I’m a sucker for any thriller I can find on the shelves. Really it’s become quite a problem because I’ve read so many that I can pretty much always tell what’s going to happen. With thrillers, I think it can be difficult not to write in to what’s already been done. The formula is usually compiled of a dysfunctional relationship, a violent attack, an annoying police officer called DI something, who lingers throughout the narrative doing not a lot of anything other than acting as the catalyst for the protagonist’s catharsis and an ending that isn’t quite a resolution, but answers the main question of who committed what crime and why.
I was drawn to this particular thriller precisely because it didn’t seem to simply be about a broken marriage gone horrifically wrong. At it’s core, this is a novel about family. Most importantly, about how we grow up with parents we think we know better than anybody, but we probably don’t know that much about at all. Of course they tell us stories about what their lives were like before us. But whose to say they haven’t omitted parts? And why should they worry that we’ll ever find out about them because, unless they tell us themselves, it’s unlikely that we would ever know anything different to the versions of themselves they’ve chosen to present to us. This is the same for everybody we meet in our lives. Only, we don’t have the same expectations of everyone else as we do of our parents, do we?
The secrets you discover in this novel are wild. I started reading this while I was on the plane to Oslo and you’re thrown pretty quickly into the drama. Sophia, the novel’s main character, is out at a bar trying to hook up with her boss, when she gets a call from her mum Nina. She gets these calls so often that she’s very dismissive with her on the phone, even when her mum asks her to come home. When she does return home the following morning, she finds her mum hanging from a tree in their back garden and her dad severely injured in a pool of blood on the ground next to her. Crazy.
Crazier than you’re expecting it to be when you discover that Nina was in the middle of writing a memoir about her experience as a university student. The novel flicks between Nina’s voice and Sophia’s, but on the whole, they’re not really that distinct. They do blend into each other a little, the only difference being that Nina’s voce is saturated with this mounting regret for having not revealed all of this to her daughter sooner. And of course, for being involved in what she was in the first place.
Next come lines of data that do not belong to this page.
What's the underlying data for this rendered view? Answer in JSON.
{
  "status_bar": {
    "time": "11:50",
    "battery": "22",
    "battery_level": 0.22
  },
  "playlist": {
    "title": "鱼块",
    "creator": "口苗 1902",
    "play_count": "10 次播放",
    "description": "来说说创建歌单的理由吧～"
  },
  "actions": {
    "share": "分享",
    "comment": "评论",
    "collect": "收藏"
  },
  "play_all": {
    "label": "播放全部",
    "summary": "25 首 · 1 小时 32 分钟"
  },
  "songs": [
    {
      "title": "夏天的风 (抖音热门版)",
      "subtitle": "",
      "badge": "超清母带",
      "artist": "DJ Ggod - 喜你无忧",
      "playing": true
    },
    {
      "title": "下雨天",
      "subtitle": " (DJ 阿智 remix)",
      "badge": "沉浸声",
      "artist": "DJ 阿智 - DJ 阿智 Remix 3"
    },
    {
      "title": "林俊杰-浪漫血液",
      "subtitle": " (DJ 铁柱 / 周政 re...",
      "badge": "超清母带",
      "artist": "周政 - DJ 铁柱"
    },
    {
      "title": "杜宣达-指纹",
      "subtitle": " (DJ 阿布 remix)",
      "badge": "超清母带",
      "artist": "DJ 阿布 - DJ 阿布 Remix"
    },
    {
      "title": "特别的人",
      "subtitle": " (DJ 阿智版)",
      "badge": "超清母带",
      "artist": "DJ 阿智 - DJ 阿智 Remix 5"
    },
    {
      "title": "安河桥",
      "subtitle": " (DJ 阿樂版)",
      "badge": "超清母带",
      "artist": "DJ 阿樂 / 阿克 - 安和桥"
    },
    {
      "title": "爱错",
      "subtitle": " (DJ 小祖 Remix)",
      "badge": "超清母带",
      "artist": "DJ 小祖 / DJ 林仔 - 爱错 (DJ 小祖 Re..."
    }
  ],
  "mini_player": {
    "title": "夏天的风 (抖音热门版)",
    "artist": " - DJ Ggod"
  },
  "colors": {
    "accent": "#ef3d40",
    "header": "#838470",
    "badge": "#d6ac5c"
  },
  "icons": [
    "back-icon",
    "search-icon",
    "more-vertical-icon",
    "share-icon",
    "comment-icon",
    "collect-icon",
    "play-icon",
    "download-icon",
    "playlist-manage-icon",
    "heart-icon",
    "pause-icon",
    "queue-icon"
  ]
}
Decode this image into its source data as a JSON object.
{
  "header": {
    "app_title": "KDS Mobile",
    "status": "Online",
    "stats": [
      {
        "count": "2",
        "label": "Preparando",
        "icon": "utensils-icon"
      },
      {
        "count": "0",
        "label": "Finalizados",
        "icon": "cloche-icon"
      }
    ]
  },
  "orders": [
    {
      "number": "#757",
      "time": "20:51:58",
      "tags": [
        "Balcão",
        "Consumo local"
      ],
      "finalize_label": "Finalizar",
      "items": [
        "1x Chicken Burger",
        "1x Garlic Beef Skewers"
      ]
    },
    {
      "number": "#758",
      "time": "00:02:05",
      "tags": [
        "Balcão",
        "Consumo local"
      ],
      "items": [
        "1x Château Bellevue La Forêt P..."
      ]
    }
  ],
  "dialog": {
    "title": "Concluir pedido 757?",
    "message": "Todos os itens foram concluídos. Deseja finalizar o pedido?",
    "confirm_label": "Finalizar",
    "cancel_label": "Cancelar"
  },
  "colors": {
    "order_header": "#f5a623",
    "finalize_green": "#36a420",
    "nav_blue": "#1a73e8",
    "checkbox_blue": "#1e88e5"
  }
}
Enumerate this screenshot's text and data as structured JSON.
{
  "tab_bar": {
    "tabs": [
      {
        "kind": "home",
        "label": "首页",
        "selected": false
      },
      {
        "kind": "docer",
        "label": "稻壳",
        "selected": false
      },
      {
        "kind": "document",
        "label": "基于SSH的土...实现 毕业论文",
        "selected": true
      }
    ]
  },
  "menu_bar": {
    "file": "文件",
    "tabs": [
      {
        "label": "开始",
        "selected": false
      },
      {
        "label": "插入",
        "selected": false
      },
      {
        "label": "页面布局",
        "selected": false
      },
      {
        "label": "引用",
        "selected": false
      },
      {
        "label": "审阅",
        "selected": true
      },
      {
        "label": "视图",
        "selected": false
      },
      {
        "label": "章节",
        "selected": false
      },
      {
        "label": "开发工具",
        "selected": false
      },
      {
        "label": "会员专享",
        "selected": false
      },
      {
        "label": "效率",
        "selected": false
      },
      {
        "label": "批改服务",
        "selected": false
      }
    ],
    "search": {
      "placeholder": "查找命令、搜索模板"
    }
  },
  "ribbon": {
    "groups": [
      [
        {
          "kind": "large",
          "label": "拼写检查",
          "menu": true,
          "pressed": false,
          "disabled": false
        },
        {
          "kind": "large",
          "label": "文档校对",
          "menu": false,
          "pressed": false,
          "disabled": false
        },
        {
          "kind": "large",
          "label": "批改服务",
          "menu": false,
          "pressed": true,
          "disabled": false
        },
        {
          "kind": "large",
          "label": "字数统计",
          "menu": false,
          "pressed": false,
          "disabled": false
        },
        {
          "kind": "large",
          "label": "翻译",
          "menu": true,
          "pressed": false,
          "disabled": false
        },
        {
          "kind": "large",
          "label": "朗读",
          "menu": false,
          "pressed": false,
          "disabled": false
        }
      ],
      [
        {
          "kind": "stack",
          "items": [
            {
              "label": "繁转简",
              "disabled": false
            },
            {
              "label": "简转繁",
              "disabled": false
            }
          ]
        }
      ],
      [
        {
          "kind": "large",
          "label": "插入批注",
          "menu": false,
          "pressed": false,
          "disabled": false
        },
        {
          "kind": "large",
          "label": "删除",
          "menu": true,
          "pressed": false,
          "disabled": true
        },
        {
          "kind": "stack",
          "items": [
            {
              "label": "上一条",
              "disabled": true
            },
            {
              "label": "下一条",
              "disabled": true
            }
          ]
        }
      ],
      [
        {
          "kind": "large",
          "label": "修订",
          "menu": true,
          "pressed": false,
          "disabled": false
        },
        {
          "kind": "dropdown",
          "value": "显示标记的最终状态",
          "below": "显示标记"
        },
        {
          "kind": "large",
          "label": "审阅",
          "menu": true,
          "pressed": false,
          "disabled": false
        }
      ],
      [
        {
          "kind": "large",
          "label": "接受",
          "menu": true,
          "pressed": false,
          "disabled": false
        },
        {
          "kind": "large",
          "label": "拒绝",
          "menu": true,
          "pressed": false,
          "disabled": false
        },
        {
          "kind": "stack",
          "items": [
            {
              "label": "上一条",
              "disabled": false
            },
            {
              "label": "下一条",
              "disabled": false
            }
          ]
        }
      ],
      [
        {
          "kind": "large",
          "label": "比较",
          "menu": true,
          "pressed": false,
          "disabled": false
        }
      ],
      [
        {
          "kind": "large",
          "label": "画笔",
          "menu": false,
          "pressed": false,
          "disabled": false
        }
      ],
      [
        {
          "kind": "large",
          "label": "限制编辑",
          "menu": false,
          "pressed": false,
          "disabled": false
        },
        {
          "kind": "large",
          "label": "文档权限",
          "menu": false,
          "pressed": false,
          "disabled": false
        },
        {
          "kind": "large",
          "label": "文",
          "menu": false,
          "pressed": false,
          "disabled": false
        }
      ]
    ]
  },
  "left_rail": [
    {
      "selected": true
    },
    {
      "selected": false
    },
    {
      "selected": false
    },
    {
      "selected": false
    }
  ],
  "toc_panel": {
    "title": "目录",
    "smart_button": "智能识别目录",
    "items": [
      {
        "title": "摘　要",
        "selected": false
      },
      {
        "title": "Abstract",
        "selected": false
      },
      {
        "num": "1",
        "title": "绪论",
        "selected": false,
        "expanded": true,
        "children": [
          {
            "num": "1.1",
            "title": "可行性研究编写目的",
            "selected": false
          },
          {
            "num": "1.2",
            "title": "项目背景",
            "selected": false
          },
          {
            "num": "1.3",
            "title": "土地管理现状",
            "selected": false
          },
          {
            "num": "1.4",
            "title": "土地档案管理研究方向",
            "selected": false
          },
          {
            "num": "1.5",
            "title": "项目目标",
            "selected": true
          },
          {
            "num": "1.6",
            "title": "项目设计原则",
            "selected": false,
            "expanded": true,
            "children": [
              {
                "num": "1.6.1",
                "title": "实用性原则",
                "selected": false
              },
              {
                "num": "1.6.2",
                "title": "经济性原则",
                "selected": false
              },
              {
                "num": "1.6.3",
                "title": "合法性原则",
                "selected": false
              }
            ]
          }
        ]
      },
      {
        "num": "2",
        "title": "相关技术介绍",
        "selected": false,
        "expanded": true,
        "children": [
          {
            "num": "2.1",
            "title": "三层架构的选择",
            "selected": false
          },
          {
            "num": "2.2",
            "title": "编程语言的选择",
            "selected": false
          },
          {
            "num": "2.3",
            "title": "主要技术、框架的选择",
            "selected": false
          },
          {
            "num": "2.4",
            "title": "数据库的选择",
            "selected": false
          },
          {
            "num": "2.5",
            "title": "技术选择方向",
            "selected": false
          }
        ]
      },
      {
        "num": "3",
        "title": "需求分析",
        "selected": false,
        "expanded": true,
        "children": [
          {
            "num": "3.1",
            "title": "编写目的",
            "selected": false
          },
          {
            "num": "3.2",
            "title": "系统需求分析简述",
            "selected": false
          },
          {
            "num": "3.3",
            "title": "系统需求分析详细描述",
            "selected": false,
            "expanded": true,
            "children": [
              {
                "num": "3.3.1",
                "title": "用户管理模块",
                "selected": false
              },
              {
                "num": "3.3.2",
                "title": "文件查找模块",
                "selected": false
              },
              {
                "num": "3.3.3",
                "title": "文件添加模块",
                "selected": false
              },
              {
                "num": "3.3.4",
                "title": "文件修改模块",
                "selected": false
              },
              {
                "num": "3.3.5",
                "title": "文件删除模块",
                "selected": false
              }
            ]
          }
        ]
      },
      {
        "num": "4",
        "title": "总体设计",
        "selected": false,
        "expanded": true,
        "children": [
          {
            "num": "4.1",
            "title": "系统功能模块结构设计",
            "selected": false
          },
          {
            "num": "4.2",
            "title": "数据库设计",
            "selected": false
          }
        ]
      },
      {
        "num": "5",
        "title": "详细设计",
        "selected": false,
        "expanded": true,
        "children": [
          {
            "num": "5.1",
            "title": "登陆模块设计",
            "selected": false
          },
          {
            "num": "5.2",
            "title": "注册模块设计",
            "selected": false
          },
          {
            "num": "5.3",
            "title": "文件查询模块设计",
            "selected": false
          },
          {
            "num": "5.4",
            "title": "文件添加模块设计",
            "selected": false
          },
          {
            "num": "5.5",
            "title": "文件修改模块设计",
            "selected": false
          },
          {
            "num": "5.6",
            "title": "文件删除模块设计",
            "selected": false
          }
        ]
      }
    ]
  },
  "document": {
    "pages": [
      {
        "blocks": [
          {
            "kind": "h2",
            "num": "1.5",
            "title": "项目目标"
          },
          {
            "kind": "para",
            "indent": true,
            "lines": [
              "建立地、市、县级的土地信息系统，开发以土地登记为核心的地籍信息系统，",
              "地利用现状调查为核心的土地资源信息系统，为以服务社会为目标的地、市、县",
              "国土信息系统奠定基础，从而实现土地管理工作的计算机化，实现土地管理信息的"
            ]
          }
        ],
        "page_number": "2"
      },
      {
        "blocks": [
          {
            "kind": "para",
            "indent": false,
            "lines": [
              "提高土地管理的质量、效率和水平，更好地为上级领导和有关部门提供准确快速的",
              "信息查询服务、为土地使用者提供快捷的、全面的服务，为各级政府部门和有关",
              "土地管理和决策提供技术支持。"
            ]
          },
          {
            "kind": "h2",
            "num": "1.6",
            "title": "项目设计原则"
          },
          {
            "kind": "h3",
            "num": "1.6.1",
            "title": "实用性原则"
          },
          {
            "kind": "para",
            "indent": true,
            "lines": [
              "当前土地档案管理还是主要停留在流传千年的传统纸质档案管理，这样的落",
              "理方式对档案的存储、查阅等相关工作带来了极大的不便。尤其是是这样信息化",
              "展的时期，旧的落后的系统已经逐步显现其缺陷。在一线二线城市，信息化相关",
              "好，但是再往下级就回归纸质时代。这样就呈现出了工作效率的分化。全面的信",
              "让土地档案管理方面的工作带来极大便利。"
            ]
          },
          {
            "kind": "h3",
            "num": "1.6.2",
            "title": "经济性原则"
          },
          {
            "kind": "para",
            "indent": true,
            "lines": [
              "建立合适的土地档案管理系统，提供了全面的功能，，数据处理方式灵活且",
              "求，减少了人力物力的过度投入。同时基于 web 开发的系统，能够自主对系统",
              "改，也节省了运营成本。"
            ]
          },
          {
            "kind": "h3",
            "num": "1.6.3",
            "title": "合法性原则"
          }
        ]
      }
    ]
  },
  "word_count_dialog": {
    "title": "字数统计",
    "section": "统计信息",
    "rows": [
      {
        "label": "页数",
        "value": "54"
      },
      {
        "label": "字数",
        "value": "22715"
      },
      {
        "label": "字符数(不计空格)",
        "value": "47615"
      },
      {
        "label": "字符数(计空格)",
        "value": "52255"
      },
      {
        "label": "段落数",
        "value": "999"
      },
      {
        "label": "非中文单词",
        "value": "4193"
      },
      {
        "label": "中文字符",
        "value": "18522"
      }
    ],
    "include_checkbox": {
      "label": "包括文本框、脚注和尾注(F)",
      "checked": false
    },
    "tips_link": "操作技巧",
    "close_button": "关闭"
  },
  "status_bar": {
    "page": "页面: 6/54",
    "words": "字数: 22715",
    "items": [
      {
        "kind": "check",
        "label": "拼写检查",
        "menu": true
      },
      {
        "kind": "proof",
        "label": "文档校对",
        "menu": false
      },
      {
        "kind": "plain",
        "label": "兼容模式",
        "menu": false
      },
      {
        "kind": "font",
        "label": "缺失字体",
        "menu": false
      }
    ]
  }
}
We probably all have some experience of getting mixed up in the wrong crowd, even if only briefly. Well to say that Nina got in with the wrong crowd would be a colossal understatement. A term later, she’s attended zero classes, hasn’t been staying in her university halls and is fleeing from a murder scene with nowhere to go. It’s all very carefully thought out and the timeline works brilliantly. The plot of this one is so good that I really don’t want to spoil it by saying any more than that. All I can say is that it’s definitely not the kind of stuff you could imagine.
Which is why I’m convinced that Helen Callaghan can’t have been writing purely from her imagination. Something similar must have been experienced by either her or somebody close to her. It really is confounding to me that someone could imagine the things in this book. Some of it is just plain weird and the rest is too traumatising to have come from nowhere.
That being said, I really think this is worth a read. It’s not predictable at all and it’s one of those books that you’ll be dying to pick up at any spare moment you have. The writing is original – no overused similes, no clichés and some really great figurative language. It’s well paced too. There’s just enough going on in each chapter to make you want to read more without getting bored. Something I hate in a book is really long chapters. I like to be able to pace myself, take a break, come back for more. You can do that with this because the story seems to come to a natural break as soon as you want to.
The only thing I can find to complain about is the ending. I talked earlier about thriller novels coming to a not quite resolved ending. With this one, everything is resolved, which I appreciated. There was too much going on for it not to all have a resolution I think. I would only say that it felt a little too systematic.
My main problem is with the final couple of chapters really. In them, we’re several months into the future and Sophia is on holiday, reflecting on everything that’s happened. The final chapter then takes us back to the murder of Sophia’s mother. I feel that both of these chapters could have been omitted entirely. Had we ended on the final word of Nina’s memoir, it would have felt like she had finally been given the voice she was desperately looking for throughout the whole novel. I think that could have been a tribute to her character in a way.
When I think of the final chapter detailing her death, it just doesn’t quite work. We know the story from Sophia’s point of view and from Nina’s. But with Nina dead and Sophia having never been there for the murder, we shouldn’t get to know exactly what happened. We flick to the third person, giving us an omniscient view of the moments leading up to Nina’s murder. Although well written, I just feel that this doesn’t serve much of a purpose. I prefer when a story has an organic progression and this final chapter prevented that. Ending with Nina’s final words would have brought the story to a natural end. After all, there is no story without Nina’s memoir.
Nevertheless, I really enjoyed reading this one. The twists are the kind that you don’t expect, but kick yourself for not figuring out as you read. Which I love because that means it’s been set up well enough for you to figure out on your own but also that the author doesn’t just hand everything to you on a plate. I think this is definitely a must read!